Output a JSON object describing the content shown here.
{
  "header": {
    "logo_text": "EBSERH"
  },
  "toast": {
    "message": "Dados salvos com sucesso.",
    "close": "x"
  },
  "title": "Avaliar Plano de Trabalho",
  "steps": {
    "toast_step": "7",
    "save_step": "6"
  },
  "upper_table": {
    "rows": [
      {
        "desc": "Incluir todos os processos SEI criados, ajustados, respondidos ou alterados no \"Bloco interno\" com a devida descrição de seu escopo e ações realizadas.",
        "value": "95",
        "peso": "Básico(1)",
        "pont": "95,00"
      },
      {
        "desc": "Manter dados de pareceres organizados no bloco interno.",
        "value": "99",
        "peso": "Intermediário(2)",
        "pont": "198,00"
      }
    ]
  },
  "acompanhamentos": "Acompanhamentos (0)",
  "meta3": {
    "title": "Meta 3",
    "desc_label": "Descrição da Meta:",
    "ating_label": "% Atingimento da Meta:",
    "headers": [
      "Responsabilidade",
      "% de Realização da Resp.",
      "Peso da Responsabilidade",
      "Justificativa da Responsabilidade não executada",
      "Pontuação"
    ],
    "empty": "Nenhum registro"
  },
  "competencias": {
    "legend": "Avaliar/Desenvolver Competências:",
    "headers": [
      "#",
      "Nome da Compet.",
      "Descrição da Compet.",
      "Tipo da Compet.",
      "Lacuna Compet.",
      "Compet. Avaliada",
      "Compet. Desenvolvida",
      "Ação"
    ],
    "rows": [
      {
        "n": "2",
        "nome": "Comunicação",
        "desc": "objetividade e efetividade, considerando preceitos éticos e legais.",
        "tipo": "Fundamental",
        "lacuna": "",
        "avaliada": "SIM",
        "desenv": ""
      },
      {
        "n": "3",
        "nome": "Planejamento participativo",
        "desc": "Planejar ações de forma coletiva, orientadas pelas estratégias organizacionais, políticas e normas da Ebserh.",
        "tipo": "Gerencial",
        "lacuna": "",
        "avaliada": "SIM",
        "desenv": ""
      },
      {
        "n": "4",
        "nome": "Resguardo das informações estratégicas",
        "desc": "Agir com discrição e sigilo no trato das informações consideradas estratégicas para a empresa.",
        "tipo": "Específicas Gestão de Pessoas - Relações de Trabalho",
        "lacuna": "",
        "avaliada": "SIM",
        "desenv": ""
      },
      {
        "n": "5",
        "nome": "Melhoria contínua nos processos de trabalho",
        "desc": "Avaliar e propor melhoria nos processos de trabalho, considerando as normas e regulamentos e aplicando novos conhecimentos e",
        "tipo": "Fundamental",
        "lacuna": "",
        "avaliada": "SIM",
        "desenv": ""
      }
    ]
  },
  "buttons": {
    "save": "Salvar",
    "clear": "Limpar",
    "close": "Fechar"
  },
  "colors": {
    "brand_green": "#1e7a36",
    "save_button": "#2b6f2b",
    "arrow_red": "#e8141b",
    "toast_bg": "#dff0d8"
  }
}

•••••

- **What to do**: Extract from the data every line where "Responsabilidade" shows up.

- **Output for this task**:
      "Responsabilidade",
      "Peso da Responsabilidade",
      "Justificativa da Responsabilidade não executada",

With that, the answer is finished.